With the photography session over, I figured it was time to go. I ascended the hill with my mind still on my new tree friend. I wondered if she appreciated my appreciation. Trees are living things with feelings; they even have the ability to communicate with each other on down the line, the first World Wide Web if you will. I didn’t get the feeling she got many visitors outside of birds, so she must have liked the attention. I crawled back over the metal guardrail back into humanity. I looked down in the snow-covered grass as I walked.
“Wait…is that what I think it is?”
Yes, the snow had parted in the grass to form a heart-like shape. A symbol delivered to me via the universe that my tree, or Mother Nature herself, appreciated that I was kind enough to have a look around. It was a Barney moment: I love you, you love me, we are happily wrapped up in our mysteries.” How wonderful this tail end of a lunch half-hour accidentally turned into 40 some minutes had become.
Two days later, I listened to a You Tube documentary about John Muir while I drove off somewhere. I’m not sure how or why I never heard of him. Perhaps, I wondered, we learned about him in school. I don’t recall much of what I was supposedly taught during my school days. All my good lessons came after I walked away from the doors of conformity. John’s story was amazing- after an industrial accident that left him temporarily blinded in both eyes, he set sail for what wound up being the west and its glorious mountains. It changed him, in a good way I think. What if his accident had never happened? Listening to his story made me want to hit the battery in my RV with a hammer in such a precise manner that acid in the protective plastic case would fly into my eyes resulting in me leaving my current occupation and setting sail for the west on a discovery of my own. It’s too risky to try because luck might have it that I’d never see again. I’ll instead keep my eyes healthy so that I can see girls within mortar buildings, trees in nature, stuff like that. Using my sight and mind, I’ll eventually find my own way. Every now and again I get a sign that I’m on the right track. Everyone gets that same sort of thing, most don’t know where to look or aren’t aware they should be looking at all. (You should always be looking.)
I may not always understand women, relationships or even humanity as a whole. Out in nature, just on the other side of a fence (or guardrail) everything becomes much clearer. In the premise of “Ask and you shall receive,” dear universe, more of that please.
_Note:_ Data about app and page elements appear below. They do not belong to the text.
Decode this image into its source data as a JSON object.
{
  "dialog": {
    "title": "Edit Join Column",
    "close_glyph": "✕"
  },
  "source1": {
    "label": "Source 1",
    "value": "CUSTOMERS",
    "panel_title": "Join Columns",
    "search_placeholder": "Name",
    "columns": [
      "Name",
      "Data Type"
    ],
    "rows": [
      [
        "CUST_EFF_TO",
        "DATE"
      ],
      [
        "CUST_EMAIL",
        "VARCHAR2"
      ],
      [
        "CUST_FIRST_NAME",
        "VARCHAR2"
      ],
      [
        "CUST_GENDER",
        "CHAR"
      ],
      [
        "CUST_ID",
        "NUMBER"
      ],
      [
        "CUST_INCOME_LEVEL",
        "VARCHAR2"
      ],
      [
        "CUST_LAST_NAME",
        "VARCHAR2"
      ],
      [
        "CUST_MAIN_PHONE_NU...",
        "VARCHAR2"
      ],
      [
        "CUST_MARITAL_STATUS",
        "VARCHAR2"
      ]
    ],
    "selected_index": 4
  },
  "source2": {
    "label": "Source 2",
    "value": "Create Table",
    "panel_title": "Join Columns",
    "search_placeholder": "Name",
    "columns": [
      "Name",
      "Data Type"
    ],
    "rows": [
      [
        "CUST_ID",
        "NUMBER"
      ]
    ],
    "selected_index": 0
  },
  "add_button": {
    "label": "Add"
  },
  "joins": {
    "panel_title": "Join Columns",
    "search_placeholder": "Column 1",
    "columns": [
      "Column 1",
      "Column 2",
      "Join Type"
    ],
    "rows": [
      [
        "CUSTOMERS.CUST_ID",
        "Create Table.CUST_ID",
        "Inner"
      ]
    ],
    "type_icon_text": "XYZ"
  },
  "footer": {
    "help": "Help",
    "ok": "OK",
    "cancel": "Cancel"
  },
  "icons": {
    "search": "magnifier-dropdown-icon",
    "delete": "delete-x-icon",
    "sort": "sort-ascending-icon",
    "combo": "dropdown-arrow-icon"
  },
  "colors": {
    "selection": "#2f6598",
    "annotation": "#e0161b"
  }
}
While it might be cool to see a quote of my own a bumper sticker somewhere down the road, I’d happily settle for making the acquaintance of some new trees. After all, each of them smiles in their own way and it’s never weird to me.